Counterinsurgency policing is political policing. It's policing used in the West colonial settings, historically and in the contemporary, and in the British context it has a long history domestically in terms of its policing of violence - and its roots lie largely in policing political dissent and resistance against empire and colonialism. The reason the War on Terror brings this home is because it starkly connects Britain and the US's foreign policy agenda and imperialist interventions elsewhere with its domestic policing practices.
Sociologist Nisha Kapoor explores the new mechanisms of security state extremism - from the militarization of policing and surveillance targeted at Muslim citizens in the post 9/11 US and UK, to the expansion of the state's secret disciplinary arsenal operating beyond the scope of democratic control, and in service of the state itself, not its people.

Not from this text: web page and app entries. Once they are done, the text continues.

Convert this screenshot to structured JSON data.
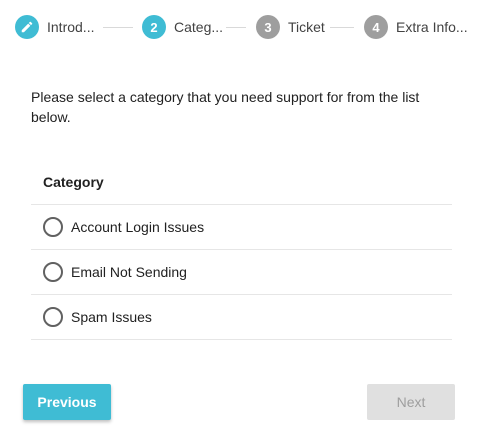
{
  "stepper": {
    "steps": [
      {
        "number": "",
        "label": "Introd...",
        "state": "done",
        "icon": "pencil-icon"
      },
      {
        "number": "2",
        "label": "Categ...",
        "state": "active"
      },
      {
        "number": "3",
        "label": "Ticket",
        "state": "inactive"
      },
      {
        "number": "4",
        "label": "Extra Info...",
        "state": "inactive"
      }
    ]
  },
  "intro": {
    "text": "Please select a category that you need support for from the list below."
  },
  "category": {
    "header": "Category",
    "options": [
      {
        "label": "Account Login Issues",
        "selected": false
      },
      {
        "label": "Email Not Sending",
        "selected": false
      },
      {
        "label": "Spam Issues",
        "selected": false
      }
    ]
  },
  "buttons": {
    "previous_label": "Previous",
    "next_label": "Next",
    "next_enabled": false
  },
  "colors": {
    "accent": "#3fbcd4",
    "inactive_step": "#9e9e9e",
    "disabled_button": "#e0e0e0"
  }
}
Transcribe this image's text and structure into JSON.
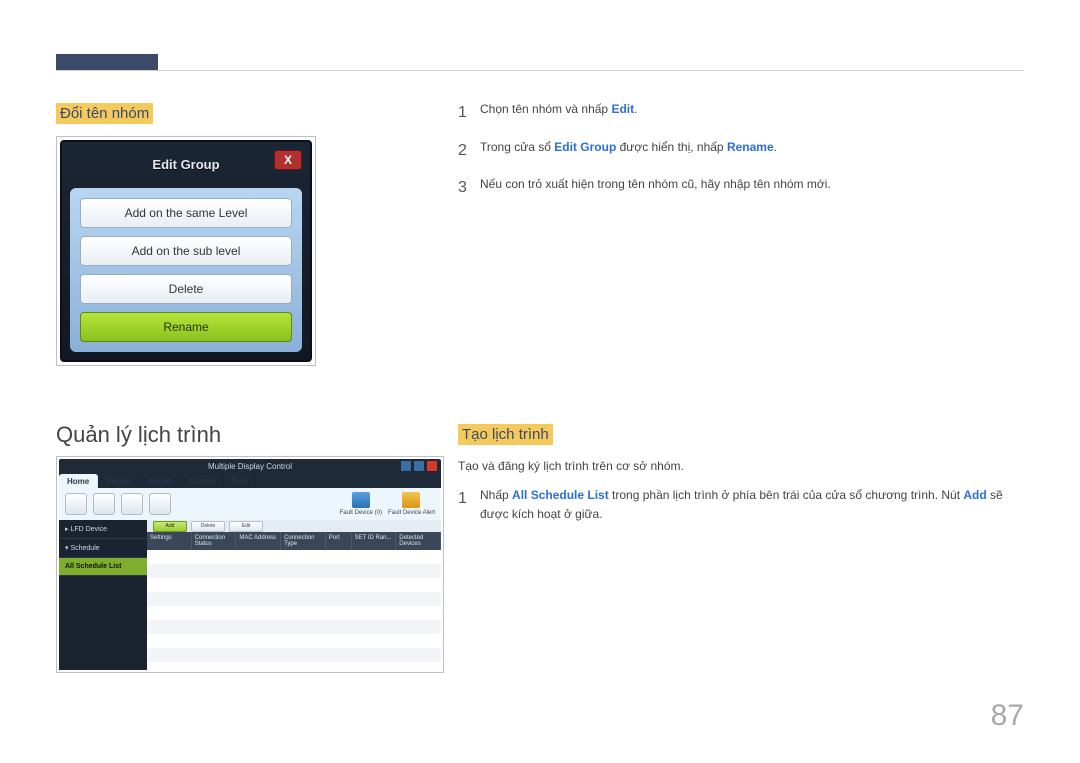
{
  "page_number": "87",
  "left": {
    "heading_rename": "Đổi tên nhóm",
    "heading_schedule_manage": "Quản lý lịch trình"
  },
  "right": {
    "heading_create_schedule": "Tạo lịch trình",
    "create_desc": "Tạo và đăng ký lịch trình trên cơ sở nhóm."
  },
  "steps_rename": [
    {
      "num": "1",
      "pre": "Chọn tên nhóm và nhấp ",
      "bold": "Edit",
      "post": "."
    },
    {
      "num": "2",
      "pre": "Trong cửa sổ ",
      "bold": "Edit Group",
      "mid": " được hiển thị, nhấp ",
      "bold2": "Rename",
      "post": "."
    },
    {
      "num": "3",
      "pre": "Nếu con trỏ xuất hiện trong tên nhóm cũ, hãy nhập tên nhóm mới.",
      "bold": "",
      "post": ""
    }
  ],
  "steps_create": [
    {
      "num": "1",
      "pre": "Nhấp ",
      "bold": "All Schedule List",
      "mid": " trong phần lịch trình ở phía bên trái của cửa sổ chương trình. Nút ",
      "bold2": "Add",
      "post": " sẽ được kích hoạt ở giữa."
    }
  ],
  "edit_group_dialog": {
    "title": "Edit Group",
    "close": "X",
    "btn_same": "Add on the same Level",
    "btn_sub": "Add on the sub level",
    "btn_delete": "Delete",
    "btn_rename": "Rename"
  },
  "mdc": {
    "title": "Multiple Display Control",
    "tabs": [
      "Home",
      "Picture",
      "Sound",
      "System",
      "Tool"
    ],
    "fault1": "Fault Device (0)",
    "fault2": "Fault Device Alert",
    "side": {
      "lfd": "▸ LFD Device",
      "schedule": "▾ Schedule",
      "all_list": "All Schedule List"
    },
    "toolbar": {
      "add": "Add",
      "b2": "Delete",
      "b3": "Edit"
    },
    "columns": [
      "Settings",
      "Connection Status",
      "MAC Address",
      "Connection Type",
      "Port",
      "SET ID Ran...",
      "Detected Devices"
    ]
  }
}
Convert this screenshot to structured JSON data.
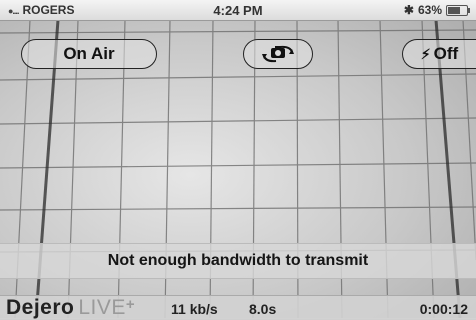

Nisha is author of the book Deport, Deprive, Extradite: 21st Century State Extremism from Verso.